• AIM OF THE EXERCISE: A copy is needed of each line in the records that has the word "name".

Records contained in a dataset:
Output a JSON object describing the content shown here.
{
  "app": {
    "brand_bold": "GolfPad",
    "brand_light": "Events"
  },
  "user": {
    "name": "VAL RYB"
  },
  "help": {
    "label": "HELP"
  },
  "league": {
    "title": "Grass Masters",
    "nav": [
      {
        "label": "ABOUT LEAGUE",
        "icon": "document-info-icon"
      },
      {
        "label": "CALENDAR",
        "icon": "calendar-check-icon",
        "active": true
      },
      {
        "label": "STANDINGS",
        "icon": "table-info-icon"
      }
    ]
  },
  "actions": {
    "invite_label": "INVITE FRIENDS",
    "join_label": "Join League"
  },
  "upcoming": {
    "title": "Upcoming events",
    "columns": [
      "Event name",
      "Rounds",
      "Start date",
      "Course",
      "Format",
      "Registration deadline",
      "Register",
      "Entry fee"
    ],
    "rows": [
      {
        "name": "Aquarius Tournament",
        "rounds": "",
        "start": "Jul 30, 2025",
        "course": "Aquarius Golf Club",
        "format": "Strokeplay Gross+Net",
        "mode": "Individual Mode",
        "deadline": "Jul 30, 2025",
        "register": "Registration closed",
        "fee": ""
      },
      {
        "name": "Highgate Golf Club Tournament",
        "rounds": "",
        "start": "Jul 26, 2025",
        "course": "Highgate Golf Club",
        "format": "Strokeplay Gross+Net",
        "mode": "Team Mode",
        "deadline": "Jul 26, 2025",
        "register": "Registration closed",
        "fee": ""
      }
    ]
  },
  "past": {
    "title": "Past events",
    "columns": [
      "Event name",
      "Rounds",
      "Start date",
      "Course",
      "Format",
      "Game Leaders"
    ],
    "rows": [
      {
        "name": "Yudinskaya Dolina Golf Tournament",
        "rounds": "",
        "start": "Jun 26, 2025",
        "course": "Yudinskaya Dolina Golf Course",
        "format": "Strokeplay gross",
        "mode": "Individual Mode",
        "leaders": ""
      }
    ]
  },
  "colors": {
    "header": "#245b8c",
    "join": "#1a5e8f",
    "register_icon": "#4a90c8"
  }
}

• SOLUTION:
    "name": "VAL RYB"
      "Event name",
        "name": "Aquarius Tournament",
        "name": "Highgate Golf Club Tournament",
      "Event name",
        "name": "Yudinskaya Dolina Golf Tournament",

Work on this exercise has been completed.